(Data items)

____________

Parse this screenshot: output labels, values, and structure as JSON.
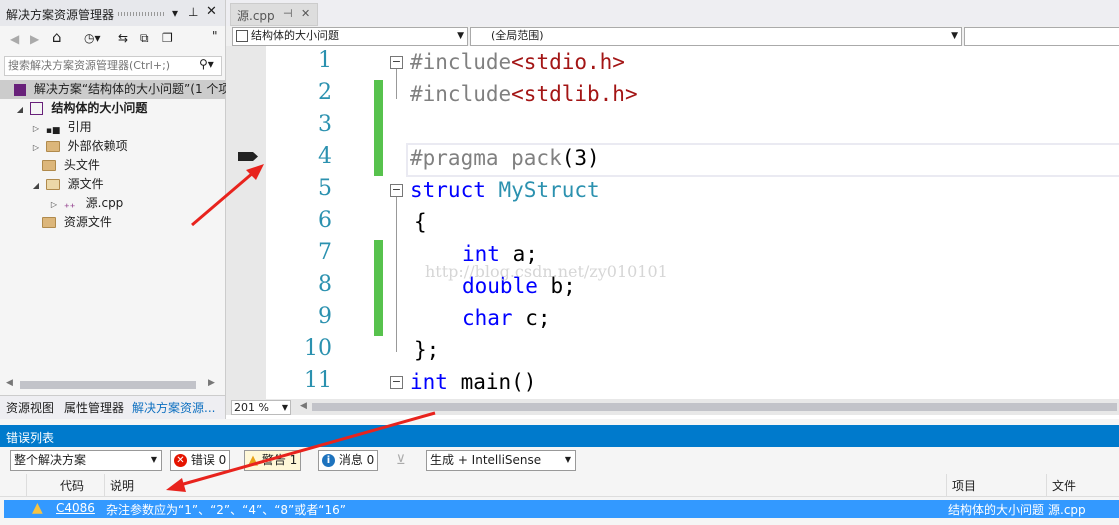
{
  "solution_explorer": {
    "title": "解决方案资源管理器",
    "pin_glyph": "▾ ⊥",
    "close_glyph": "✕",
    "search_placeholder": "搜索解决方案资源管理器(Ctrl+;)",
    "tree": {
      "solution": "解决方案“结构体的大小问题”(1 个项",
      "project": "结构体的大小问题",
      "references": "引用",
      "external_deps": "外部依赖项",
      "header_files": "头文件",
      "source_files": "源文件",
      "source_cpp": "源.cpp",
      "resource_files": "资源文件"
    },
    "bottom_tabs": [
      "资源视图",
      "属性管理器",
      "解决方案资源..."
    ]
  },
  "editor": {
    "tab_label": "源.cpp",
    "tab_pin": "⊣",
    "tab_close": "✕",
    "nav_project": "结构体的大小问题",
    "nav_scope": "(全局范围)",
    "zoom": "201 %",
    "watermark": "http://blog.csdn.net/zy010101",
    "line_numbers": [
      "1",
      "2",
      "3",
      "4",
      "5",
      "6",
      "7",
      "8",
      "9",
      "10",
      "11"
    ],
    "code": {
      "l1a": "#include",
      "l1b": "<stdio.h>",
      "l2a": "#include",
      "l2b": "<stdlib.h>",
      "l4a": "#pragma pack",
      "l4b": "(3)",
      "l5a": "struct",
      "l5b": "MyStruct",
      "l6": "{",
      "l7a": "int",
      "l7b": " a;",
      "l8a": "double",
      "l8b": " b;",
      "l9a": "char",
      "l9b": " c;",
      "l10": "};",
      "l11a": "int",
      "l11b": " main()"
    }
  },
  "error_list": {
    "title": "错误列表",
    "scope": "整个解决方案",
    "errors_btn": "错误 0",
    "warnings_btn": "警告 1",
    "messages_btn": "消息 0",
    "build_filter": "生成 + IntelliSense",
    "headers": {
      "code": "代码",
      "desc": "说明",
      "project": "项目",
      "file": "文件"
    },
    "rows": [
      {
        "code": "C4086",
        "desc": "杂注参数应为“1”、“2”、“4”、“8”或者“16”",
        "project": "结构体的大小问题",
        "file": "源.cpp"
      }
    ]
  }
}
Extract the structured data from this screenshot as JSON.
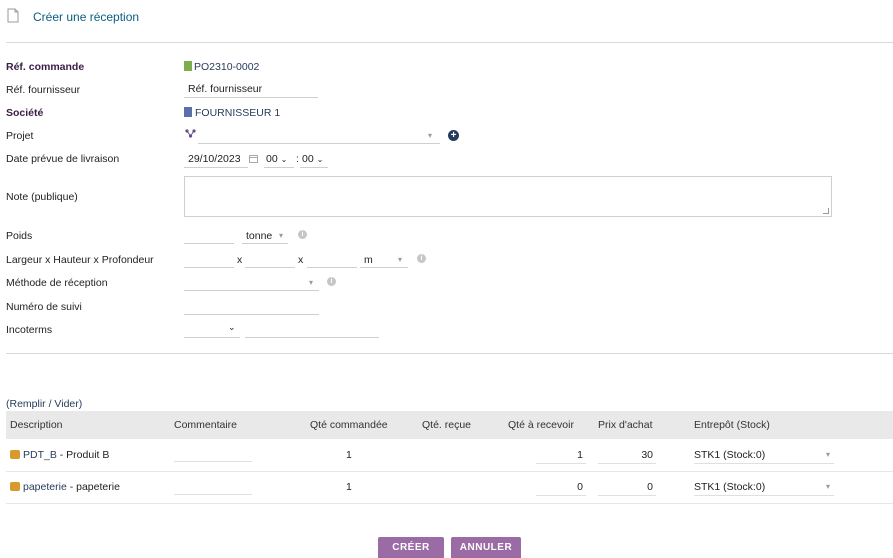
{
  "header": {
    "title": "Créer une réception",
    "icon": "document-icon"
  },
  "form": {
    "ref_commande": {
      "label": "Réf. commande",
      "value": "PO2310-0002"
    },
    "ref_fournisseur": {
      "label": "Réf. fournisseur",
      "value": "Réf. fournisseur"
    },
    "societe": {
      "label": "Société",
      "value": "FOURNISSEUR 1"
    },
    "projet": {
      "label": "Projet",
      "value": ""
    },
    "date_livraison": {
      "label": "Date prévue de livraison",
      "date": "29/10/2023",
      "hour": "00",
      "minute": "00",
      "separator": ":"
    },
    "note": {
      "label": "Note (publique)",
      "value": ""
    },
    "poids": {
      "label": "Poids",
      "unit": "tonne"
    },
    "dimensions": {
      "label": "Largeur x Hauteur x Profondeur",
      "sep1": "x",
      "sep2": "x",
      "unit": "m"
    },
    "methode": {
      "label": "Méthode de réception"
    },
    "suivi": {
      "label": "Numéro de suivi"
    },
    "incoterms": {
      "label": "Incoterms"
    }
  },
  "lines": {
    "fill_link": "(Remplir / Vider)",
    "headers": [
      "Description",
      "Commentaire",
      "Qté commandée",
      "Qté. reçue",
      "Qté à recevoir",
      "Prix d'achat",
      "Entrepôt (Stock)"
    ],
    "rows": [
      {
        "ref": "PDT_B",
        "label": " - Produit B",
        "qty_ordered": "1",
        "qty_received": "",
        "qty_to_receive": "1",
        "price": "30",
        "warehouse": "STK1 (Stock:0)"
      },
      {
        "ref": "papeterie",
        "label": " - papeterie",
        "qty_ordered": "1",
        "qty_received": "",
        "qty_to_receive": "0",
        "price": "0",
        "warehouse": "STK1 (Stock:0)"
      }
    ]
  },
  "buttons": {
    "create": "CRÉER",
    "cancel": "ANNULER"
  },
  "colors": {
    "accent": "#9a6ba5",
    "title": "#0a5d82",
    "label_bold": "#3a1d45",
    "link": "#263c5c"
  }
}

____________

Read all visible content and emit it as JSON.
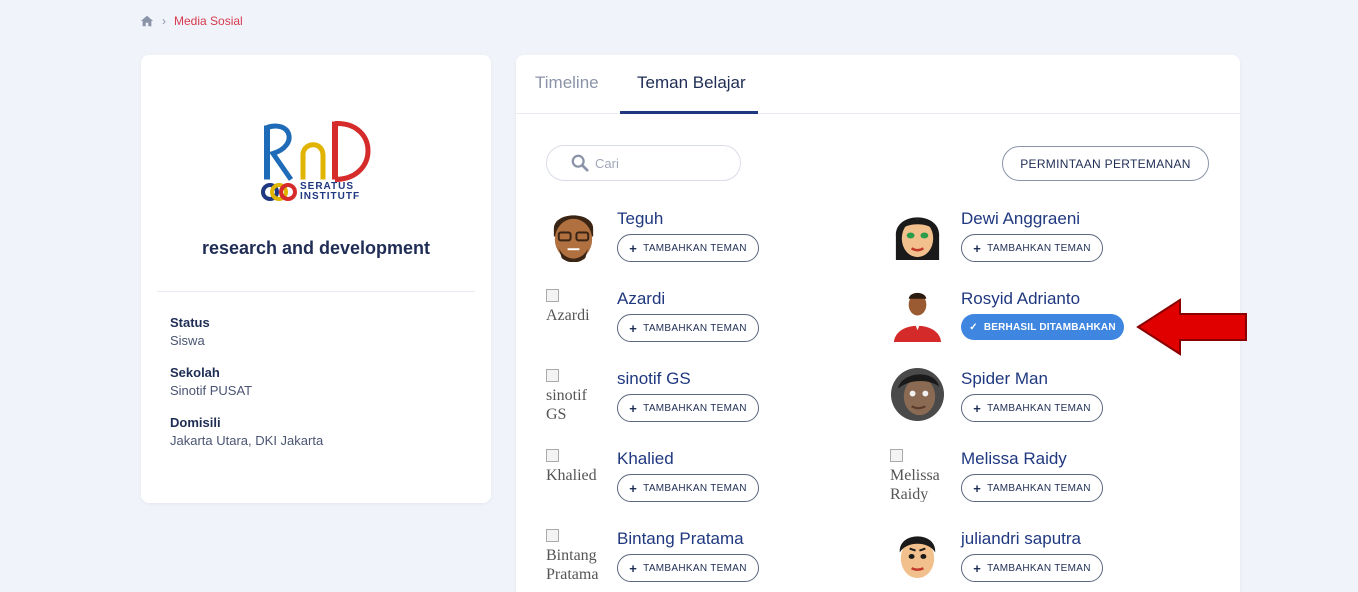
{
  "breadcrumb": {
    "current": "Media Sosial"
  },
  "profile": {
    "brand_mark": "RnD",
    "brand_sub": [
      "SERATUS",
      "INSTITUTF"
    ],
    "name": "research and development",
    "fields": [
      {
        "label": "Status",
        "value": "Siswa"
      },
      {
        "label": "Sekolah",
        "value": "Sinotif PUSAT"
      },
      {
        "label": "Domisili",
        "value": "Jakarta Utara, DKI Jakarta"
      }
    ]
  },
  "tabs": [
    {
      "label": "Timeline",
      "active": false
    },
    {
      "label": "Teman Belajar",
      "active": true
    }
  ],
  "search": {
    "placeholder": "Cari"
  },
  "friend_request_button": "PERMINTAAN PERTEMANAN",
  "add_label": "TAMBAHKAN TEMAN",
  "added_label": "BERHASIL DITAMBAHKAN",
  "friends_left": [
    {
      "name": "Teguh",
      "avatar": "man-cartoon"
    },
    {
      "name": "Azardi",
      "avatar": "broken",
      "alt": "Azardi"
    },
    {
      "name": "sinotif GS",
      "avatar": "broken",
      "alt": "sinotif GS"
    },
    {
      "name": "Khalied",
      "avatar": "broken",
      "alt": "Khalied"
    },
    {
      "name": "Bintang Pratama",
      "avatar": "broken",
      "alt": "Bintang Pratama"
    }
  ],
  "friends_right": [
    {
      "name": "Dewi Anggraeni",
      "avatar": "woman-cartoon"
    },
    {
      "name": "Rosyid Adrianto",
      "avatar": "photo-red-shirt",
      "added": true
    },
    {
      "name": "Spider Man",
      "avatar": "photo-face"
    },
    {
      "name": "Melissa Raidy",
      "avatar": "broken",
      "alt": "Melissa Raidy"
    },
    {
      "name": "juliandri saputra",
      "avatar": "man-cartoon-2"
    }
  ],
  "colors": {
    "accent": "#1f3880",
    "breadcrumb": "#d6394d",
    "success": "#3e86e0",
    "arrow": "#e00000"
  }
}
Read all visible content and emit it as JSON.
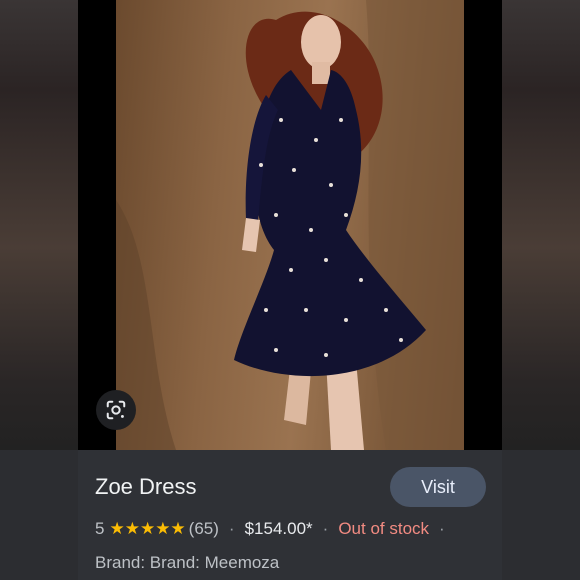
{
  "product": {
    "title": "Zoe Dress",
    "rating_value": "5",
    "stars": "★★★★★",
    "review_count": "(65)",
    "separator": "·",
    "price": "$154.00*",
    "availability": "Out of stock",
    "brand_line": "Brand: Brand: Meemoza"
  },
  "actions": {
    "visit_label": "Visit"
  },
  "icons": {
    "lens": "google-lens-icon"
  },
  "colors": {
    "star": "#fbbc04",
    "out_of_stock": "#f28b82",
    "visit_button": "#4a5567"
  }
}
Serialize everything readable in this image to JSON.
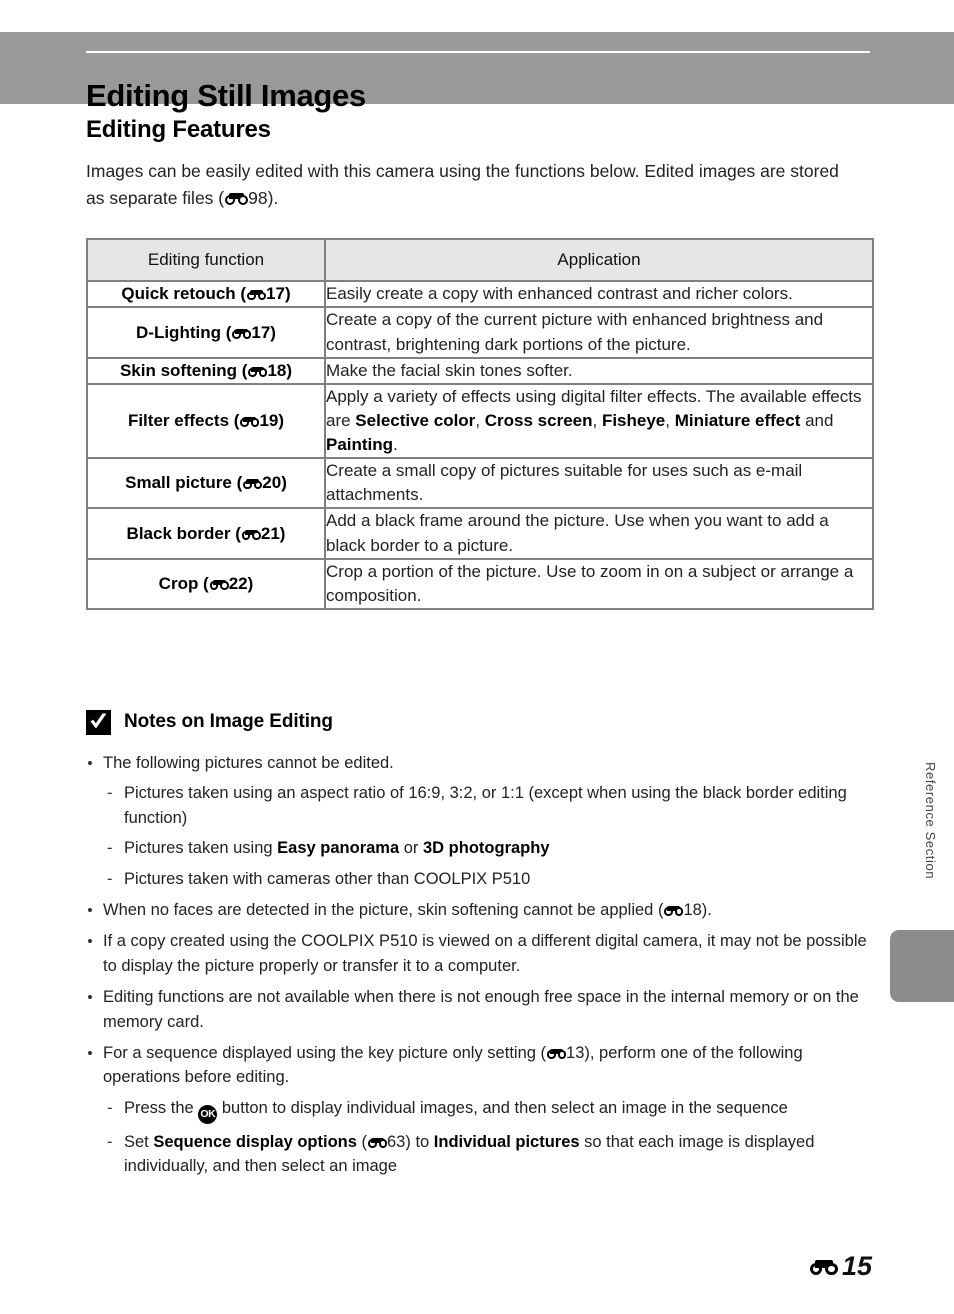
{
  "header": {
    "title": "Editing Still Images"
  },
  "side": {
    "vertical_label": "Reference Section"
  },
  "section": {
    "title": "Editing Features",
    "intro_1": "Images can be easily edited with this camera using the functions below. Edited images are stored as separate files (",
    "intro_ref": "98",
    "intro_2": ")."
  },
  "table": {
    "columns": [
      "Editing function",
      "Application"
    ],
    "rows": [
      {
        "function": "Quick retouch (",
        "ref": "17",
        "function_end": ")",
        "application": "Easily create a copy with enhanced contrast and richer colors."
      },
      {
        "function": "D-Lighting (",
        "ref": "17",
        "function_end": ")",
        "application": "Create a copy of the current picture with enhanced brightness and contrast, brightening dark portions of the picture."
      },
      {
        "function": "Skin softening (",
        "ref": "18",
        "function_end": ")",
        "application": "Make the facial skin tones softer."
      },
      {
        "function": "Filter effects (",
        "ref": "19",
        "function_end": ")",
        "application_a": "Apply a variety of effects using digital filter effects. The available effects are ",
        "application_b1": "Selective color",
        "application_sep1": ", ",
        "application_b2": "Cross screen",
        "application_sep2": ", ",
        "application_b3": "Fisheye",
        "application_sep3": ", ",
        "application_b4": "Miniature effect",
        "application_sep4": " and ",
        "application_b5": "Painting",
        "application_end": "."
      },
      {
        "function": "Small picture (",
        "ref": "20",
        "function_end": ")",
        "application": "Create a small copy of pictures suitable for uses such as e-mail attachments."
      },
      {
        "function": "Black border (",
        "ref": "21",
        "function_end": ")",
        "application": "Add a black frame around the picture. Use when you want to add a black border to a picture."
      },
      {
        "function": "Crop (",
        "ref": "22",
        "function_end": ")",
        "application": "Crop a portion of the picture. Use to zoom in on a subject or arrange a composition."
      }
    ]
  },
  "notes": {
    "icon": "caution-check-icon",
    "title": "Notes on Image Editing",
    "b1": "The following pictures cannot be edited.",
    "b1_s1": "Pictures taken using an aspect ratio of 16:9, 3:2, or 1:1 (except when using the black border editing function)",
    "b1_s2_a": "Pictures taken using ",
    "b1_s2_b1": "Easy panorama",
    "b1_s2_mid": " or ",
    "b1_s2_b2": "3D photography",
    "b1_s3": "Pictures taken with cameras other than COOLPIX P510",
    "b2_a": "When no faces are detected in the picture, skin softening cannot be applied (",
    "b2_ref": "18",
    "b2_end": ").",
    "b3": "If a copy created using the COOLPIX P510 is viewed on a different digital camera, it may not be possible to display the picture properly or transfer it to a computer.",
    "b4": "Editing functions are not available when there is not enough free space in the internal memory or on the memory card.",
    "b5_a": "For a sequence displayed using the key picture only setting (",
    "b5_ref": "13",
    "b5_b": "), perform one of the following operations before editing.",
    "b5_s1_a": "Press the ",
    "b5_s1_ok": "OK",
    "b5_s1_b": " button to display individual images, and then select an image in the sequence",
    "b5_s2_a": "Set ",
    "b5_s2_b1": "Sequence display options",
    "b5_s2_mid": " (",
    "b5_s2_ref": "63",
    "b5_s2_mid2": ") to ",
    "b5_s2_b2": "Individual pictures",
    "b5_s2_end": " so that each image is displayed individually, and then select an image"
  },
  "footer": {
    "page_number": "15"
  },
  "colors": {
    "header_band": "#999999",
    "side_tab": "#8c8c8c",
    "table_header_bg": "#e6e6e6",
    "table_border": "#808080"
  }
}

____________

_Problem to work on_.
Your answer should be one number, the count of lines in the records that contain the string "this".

_Response to the task_.
4